I was playing with our daughter tonight and this poem came to mind that I heard sometime ago.
What is a Girl?

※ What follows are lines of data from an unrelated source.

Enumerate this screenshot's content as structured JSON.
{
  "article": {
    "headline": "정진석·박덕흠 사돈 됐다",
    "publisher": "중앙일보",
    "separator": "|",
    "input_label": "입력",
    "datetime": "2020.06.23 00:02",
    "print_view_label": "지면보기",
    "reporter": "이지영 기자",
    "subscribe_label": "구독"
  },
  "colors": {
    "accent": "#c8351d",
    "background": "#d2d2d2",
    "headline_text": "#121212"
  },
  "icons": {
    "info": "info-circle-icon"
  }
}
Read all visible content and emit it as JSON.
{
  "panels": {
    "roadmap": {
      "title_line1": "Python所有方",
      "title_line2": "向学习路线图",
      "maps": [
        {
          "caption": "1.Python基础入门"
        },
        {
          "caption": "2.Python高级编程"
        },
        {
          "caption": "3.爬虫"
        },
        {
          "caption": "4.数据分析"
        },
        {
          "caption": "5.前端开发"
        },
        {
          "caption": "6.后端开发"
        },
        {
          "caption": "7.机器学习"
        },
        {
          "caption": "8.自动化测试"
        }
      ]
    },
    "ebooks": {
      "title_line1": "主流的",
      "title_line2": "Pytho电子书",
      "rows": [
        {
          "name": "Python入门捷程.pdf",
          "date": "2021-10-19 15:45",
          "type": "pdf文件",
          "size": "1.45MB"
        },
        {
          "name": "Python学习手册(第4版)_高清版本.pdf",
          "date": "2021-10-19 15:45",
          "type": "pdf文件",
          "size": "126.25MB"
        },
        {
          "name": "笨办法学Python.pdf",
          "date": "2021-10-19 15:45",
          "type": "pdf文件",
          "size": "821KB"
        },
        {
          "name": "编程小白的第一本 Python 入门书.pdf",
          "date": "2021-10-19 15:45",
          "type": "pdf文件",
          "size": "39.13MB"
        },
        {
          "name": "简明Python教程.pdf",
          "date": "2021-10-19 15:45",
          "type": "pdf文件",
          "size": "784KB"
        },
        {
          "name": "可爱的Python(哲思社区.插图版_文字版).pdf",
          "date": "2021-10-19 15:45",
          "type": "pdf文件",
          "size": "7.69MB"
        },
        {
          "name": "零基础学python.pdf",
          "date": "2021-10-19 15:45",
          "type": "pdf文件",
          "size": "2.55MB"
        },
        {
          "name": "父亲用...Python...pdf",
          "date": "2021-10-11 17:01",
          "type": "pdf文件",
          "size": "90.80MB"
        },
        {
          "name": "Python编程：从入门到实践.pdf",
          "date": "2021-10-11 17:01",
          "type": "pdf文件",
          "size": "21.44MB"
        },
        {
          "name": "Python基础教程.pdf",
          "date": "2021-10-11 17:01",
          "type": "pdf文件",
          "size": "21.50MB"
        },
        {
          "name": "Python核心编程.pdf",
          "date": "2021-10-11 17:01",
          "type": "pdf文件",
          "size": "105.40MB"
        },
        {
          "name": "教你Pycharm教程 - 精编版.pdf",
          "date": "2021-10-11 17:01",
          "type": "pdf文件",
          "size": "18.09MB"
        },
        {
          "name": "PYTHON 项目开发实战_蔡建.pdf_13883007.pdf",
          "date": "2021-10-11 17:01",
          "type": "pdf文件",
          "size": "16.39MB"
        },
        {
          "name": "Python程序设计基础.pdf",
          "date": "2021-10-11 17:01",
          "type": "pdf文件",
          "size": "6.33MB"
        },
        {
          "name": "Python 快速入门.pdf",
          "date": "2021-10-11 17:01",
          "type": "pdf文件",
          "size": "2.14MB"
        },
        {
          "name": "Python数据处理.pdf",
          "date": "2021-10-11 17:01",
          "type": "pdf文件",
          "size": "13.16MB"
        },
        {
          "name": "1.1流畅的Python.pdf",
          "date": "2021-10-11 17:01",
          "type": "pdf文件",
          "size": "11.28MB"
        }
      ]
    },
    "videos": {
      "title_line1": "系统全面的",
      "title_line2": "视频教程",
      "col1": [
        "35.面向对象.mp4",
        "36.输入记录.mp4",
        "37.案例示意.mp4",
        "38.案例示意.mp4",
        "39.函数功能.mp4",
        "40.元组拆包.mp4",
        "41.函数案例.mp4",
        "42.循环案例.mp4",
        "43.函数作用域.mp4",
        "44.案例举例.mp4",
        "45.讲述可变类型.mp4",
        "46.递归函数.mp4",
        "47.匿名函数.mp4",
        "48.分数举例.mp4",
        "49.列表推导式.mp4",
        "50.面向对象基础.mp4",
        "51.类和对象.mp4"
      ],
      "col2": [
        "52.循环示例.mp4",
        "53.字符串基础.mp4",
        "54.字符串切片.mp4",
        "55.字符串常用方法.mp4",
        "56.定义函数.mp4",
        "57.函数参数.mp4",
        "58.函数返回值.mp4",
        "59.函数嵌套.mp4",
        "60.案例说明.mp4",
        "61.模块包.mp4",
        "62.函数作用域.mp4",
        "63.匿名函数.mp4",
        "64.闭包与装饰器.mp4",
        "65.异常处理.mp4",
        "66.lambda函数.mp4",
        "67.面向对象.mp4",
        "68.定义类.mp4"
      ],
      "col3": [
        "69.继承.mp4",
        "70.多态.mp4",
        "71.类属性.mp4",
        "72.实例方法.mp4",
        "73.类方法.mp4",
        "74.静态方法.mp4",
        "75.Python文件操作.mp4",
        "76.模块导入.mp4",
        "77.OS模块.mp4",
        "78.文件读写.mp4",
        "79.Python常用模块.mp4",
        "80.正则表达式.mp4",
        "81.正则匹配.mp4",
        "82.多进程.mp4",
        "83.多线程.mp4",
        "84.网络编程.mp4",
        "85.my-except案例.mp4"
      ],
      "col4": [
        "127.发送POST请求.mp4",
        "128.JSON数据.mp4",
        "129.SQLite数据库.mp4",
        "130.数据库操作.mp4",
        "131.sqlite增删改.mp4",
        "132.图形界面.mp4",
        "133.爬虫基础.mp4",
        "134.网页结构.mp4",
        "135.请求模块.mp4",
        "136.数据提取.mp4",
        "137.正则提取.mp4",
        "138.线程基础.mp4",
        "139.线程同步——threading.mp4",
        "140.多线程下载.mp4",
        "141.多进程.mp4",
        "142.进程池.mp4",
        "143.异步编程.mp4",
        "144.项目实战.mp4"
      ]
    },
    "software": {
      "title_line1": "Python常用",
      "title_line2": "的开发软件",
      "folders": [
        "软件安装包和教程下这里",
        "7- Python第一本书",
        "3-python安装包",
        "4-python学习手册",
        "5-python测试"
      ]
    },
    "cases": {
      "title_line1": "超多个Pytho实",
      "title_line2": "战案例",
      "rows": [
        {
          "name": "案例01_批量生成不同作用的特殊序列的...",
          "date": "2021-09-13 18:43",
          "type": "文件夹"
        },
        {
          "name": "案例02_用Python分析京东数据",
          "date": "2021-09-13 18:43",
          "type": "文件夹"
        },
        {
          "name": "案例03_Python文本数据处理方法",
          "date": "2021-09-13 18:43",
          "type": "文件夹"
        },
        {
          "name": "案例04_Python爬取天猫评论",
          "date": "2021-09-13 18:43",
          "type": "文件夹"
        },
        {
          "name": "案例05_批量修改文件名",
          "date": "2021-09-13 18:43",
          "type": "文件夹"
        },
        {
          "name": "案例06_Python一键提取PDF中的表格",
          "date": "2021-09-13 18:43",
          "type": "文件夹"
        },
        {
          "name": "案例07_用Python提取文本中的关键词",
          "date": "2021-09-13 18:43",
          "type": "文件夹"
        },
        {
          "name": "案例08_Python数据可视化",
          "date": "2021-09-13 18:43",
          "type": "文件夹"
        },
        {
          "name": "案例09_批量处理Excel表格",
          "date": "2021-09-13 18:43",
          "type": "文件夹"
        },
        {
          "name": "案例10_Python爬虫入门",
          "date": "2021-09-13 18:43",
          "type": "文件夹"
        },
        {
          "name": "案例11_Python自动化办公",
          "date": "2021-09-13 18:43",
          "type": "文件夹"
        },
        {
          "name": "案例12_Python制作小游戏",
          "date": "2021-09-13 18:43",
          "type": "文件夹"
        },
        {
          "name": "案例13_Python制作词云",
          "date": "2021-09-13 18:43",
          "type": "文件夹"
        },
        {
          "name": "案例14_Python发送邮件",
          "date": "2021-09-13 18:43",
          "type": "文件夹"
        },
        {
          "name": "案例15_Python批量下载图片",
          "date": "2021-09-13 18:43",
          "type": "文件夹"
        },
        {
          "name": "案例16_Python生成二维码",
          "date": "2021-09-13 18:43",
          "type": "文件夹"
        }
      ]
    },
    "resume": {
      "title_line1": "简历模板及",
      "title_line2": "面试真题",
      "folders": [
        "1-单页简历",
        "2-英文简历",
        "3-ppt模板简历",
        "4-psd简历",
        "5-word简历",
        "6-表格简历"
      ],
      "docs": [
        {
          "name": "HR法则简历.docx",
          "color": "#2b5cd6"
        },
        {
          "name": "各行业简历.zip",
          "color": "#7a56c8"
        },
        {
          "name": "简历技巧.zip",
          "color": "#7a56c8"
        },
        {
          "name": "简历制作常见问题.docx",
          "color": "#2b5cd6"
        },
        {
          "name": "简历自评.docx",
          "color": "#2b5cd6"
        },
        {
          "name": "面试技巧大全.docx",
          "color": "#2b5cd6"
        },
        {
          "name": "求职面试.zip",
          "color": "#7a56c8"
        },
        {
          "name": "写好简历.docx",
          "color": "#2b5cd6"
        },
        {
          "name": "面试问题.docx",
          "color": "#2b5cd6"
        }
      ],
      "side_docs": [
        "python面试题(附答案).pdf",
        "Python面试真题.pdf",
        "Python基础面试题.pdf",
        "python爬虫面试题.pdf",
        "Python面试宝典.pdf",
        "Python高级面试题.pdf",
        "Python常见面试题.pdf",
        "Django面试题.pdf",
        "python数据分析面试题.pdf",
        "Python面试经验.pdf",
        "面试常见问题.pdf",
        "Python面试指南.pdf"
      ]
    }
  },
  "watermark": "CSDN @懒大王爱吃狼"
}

Little girls are the nicest things that happen to people. They are born with a little bit of angel-shine about them and though it wears thin sometimes, there is always enough left to lasso your heart— when they are sitting in the mud, or crying temperamental tears, parading up the street in mother’s best clothes. A little girl can be sweeter (and badder) oftener than anyone else the world. She can jitter around, and stomp, and make funny noises and frazzle your nerves, yet just when you open your mouth, she stands there demure with that special look in her eyes. A girl is Innocence playing in the mud, Beauty standing on its head and Motherhood dragging a doll by the foot. God borrows from many creatures to make a little girl. He uses the song of a bird, the squeal of a pig, the stubbornness of a mule, antics of a monkey, the spryness of a grasshopper, the curiosity of a cat, the slyness of a fox, the softness of a kitten. And to top it off He adds the mysterious mind of a woman. A little girl likes new shoes, party dresses, small animals, doll make-believe, ice cream, make-up, going visiting, tea parties, and one boy. She doesn’t care so much for visitors, boys in general, large dogs, hand-me-downs, straight chairs, vegetables, snow suit or staying in the front yard. She is loudest when you are thinking, prettiest when she has provoked you, busiest at bedtime, quietest when you want to show her off, and most flirtatious when she absolutely must not get the best of you again. She can muss up your home, your hair, and your dignity—spend your money, your time, and your temper—then just when your patience is ready to crack, her sunshine peeks through and you’ve lost again. Yes, she is a nerve-racking nuisance, just a noisy bundle of mischief. But when your dreams tumble down and the world is a mess, when it seems you are pretty much of a fool after all, she can make you a king when she climbs on your knee and whispers, “I love you best of all!” —Alan Beck (Copyright 1950 by New England Mutual Life Insurance Company)